How to travel Wales in a campervan with a dog

I spent just a week in Wales, which is not nearly enough time to do the country justice, but here is my amateur guide to travelling Wales in a campervan with a dog. 

Roads to Take

The A487 takes you along the stunning Pembrokeshire coast then up into Snowdonia National Park. It is Wales at it’s best. Then you join the A5 which takes you thought the very heart of Snowdonia.

Walks to Hike

The obvious ones are Pen y Fan in Brecon Beacons and Mount Snowdon in Snowdonia, but storm Ali and Sebastian stopped those plans so I kept to smaller, but still magnificent trails. 

Afan Forest Park

Afan Forest near Port Talbot was a hidden gem. For my first night I booked a campsite on the edges of the forest to ease myself in. Initially I planned to hike the Henrhyd Falls before heading north but Storm Ali was hot on my tail so I spent an extra night there to see the storm out. The walk through the mystical forest was well worth it.

The trails follow ancient paths carved by the Celtics who would take their dead through the forest to be buried at a nearby church. Settlers continued to use the paths at the tops of the mountains. The route I took was Gyfylchi Ridgetop Trail, but there are loads more that take you by the disused railroad. 

Henrhyd Falls 

The best time to see a waterfall is after heavy rain. Storm Ali brought plenty of that. Henrhyd Falls and it’s surrounding rapids were fiercely powerful. Walking behind the waterfall was a) cold b) wet but c) exhilarating. It made me feel so alive. The other waterfalls along the trail are well worth taking the extra time to see too.

Pen - y - Bryn

A short, magical forest trail of around 1.5 - 2 hours that takes you past an old slate mining cottage ruins, several springs, and stunning views over the valley and surrounding mountains.

Govan’s Head 

Near Bosherston there is St Govan’s Chapel, a small hermit cell built into the cliff face. Beyond the chapel, there are stunning costal walks. The weather beat me back but the short walk to the Coastguard look out point and Huntsman Leap were breathtaking. 

Dog-friendly Attractions 

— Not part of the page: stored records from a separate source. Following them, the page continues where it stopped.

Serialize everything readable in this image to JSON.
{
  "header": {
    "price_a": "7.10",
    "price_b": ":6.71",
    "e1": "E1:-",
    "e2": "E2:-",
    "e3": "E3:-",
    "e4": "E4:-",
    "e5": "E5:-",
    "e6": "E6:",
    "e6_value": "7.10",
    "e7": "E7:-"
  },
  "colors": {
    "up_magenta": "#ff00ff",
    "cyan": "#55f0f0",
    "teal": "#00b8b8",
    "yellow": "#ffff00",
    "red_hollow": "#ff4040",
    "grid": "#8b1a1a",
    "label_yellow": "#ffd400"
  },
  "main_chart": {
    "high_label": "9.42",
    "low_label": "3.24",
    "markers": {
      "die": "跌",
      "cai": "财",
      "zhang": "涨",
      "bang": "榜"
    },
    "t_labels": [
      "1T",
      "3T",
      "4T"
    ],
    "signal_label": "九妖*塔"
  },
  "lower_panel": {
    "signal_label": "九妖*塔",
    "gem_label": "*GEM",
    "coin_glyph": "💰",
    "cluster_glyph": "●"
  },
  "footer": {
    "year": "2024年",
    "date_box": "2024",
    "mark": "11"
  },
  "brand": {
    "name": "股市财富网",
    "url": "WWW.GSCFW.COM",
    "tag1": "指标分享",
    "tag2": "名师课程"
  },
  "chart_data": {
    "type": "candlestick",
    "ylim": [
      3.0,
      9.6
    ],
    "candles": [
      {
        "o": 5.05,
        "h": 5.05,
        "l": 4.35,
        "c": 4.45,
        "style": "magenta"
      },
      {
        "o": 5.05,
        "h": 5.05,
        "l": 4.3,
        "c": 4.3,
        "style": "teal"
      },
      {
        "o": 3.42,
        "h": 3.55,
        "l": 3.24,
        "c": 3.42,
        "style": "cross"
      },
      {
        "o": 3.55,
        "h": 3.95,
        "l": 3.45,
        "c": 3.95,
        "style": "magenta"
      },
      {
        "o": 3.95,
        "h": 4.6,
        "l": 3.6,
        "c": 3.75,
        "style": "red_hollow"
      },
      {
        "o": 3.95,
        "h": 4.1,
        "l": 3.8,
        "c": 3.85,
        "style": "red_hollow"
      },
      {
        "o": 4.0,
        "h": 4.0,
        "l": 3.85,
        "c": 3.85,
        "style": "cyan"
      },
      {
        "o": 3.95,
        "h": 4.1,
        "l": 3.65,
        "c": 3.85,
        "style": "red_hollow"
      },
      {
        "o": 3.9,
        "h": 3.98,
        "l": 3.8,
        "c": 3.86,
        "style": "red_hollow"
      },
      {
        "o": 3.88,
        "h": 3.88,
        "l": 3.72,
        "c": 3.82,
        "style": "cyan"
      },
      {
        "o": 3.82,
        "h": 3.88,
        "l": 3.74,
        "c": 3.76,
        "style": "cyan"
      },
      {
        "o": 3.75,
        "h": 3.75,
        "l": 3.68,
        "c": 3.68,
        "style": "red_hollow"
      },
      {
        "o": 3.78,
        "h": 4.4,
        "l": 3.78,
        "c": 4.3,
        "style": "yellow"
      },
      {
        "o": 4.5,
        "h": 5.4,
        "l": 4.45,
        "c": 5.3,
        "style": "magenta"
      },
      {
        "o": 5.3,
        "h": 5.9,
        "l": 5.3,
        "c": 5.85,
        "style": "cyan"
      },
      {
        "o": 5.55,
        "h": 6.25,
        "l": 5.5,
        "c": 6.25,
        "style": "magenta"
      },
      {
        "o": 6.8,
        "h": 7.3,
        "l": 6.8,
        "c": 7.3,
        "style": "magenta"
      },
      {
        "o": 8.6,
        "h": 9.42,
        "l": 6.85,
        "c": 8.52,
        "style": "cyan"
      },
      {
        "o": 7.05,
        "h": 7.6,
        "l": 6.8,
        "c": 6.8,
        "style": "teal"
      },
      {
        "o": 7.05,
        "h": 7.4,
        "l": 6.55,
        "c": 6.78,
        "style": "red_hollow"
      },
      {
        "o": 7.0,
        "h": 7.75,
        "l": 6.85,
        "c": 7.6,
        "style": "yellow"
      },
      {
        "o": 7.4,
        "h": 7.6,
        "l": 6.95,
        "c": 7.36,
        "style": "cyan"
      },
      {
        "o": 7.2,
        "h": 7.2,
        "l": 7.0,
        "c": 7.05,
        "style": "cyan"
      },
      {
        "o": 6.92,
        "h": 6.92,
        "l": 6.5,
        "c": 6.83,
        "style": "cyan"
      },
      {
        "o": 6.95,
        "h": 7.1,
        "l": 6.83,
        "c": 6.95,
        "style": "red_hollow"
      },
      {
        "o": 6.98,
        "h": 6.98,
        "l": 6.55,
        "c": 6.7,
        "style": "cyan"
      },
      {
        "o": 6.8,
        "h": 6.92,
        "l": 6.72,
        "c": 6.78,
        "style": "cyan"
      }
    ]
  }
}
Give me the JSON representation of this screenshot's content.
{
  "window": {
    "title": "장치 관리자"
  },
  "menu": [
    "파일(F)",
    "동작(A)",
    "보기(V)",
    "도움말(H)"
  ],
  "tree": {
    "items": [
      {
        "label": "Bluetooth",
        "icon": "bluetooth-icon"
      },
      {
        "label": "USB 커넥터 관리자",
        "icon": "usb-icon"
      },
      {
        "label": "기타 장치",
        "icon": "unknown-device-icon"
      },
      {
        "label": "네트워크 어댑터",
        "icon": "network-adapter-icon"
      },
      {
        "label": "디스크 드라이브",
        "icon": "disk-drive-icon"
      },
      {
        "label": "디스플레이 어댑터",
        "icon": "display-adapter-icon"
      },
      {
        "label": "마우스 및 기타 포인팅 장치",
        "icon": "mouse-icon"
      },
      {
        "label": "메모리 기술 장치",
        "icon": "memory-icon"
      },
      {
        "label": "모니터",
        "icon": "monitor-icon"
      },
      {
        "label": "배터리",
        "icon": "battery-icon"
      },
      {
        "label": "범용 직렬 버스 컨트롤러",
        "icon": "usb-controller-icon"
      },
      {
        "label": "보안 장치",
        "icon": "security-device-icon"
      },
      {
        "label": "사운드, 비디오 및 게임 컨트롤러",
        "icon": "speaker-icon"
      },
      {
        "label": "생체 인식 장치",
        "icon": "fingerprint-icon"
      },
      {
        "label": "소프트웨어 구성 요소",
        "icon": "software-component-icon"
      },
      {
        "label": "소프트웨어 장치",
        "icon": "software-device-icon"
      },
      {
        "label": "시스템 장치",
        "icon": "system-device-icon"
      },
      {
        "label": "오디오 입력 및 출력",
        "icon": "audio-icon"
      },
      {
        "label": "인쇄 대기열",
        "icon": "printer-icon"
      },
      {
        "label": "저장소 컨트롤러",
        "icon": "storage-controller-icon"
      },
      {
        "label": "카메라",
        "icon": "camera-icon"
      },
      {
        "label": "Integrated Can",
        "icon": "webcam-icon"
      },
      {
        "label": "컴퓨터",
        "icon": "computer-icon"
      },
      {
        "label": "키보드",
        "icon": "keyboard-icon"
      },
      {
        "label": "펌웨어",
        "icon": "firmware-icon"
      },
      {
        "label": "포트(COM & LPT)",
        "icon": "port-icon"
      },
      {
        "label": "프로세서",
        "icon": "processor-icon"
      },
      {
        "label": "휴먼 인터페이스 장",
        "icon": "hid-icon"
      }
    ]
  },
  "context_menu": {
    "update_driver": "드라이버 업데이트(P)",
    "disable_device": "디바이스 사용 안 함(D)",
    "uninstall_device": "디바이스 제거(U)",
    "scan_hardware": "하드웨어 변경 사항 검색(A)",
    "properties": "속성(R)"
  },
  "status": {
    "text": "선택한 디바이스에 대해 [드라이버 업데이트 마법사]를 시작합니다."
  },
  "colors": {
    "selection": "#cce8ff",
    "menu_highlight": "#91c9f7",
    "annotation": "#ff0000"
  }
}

Life isn’t complete without my furry companion and he loves history as much as I do so here are a couple of my favourite dog-friendly attractions in Wales.

Carew Castle 

A ruined Castle with a bloody history. It dates right back to the Iron Age but is was the Normans who built the ramifications to subdue the Celtics. Then later it got a medieval face lift with ‘murder holes,’ arrow slits, and battlements. During the Civil War it changed hands at least four times after intense fighting. 

It’s little wonder then that is has a number of ghost stories. Princess Nest, the daughter of the last Celtic King, was captured and held hostage by a Welsh prince, Owain. Nest’s ghost is said to haunt the Old Tower at night. More bizarrely, there are reports of a ghost ape. Yes really. The battlements of the North West Tower are said to be haunted by a ghostly ape which murdered it’s master. Who wants to go on a ghost hunt with me?

St Govan’s Chapel 

After chatting to a couple of locals I completely changed my plans. I stayed an extra night and woke up early to see St Govan’s Chapel. A small hermit cell carved into the cliff face above the sea near Bosherston. Legend has it Govan in the 6th century was travelling to Wales from Ireland when he was attached by Irish pirates. He ran to the cliffs for shelter, which opened up a cave for him to keep him safe. He stayed paying homage to the cliffs, warning locals of impending pirate attacks and living off the land. The stream he washed from is said to have healing powers, but it’s now dry. Typical. The chapel was built some time in the 13th or 14th century as the site became an important point of worship for pilgrims. It contains nothing but a stone alter and bench. It’s not spooky at all…

Where to stay 

I mix things up sometimes staying on campsites or wild camping. These two campsites were relaxed, friendly, beautiful and cheap.

Bosherston Campsite is a farmers field a stone throw away from the Lily Ponds and a short drive to Govan’s Chapel, all for a staggering £3 per person. Willow Springs Campsite is in the heart of the Afan Forest Park, only 8 pitches from £12.

Wales I will be back!